===== Data shown =====

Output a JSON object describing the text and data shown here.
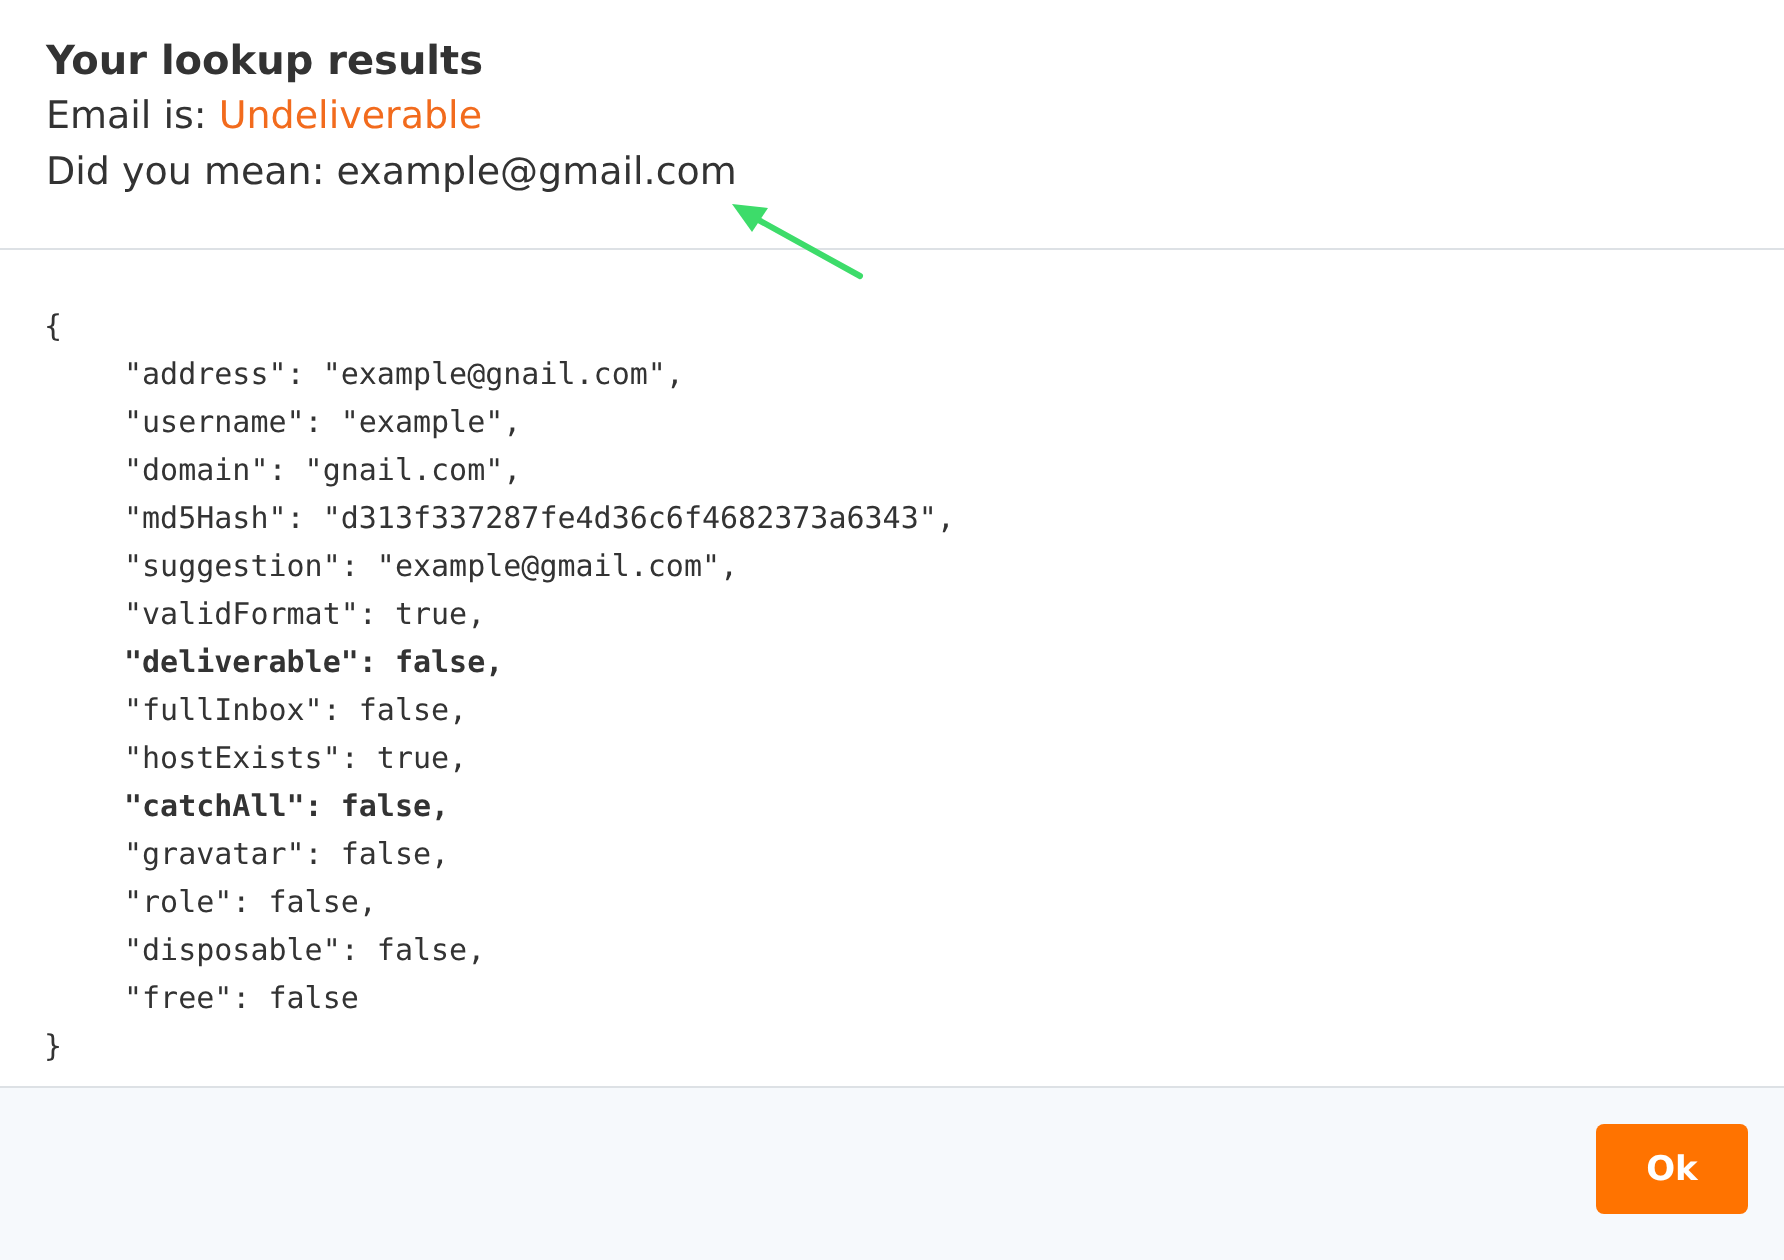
{
  "header": {
    "title": "Your lookup results",
    "status_label": "Email is:",
    "status_value": "Undeliverable",
    "suggestion_label": "Did you mean:",
    "suggestion_value": "example@gmail.com"
  },
  "code": {
    "lines": [
      {
        "kind": "brace",
        "text": "{",
        "bold": false
      },
      {
        "kind": "entry",
        "text": "\"address\": \"example@gnail.com\",",
        "bold": false
      },
      {
        "kind": "entry",
        "text": "\"username\": \"example\",",
        "bold": false
      },
      {
        "kind": "entry",
        "text": "\"domain\": \"gnail.com\",",
        "bold": false
      },
      {
        "kind": "entry",
        "text": "\"md5Hash\": \"d313f337287fe4d36c6f4682373a6343\",",
        "bold": false
      },
      {
        "kind": "entry",
        "text": "\"suggestion\": \"example@gmail.com\",",
        "bold": false
      },
      {
        "kind": "entry",
        "text": "\"validFormat\": true,",
        "bold": false
      },
      {
        "kind": "entry",
        "text": "\"deliverable\": false,",
        "bold": true
      },
      {
        "kind": "entry",
        "text": "\"fullInbox\": false,",
        "bold": false
      },
      {
        "kind": "entry",
        "text": "\"hostExists\": true,",
        "bold": false
      },
      {
        "kind": "entry",
        "text": "\"catchAll\": false,",
        "bold": true
      },
      {
        "kind": "entry",
        "text": "\"gravatar\": false,",
        "bold": false
      },
      {
        "kind": "entry",
        "text": "\"role\": false,",
        "bold": false
      },
      {
        "kind": "entry",
        "text": "\"disposable\": false,",
        "bold": false
      },
      {
        "kind": "entry",
        "text": "\"free\": false",
        "bold": false
      },
      {
        "kind": "brace",
        "text": "}",
        "bold": false
      }
    ]
  },
  "footer": {
    "button": "Ok"
  }
}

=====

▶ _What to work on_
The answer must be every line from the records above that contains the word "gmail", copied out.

▶ _Solution to this exercise_
    "suggestion_value": "example@gmail.com"
        "text": "\"suggestion\": \"example@gmail.com\",",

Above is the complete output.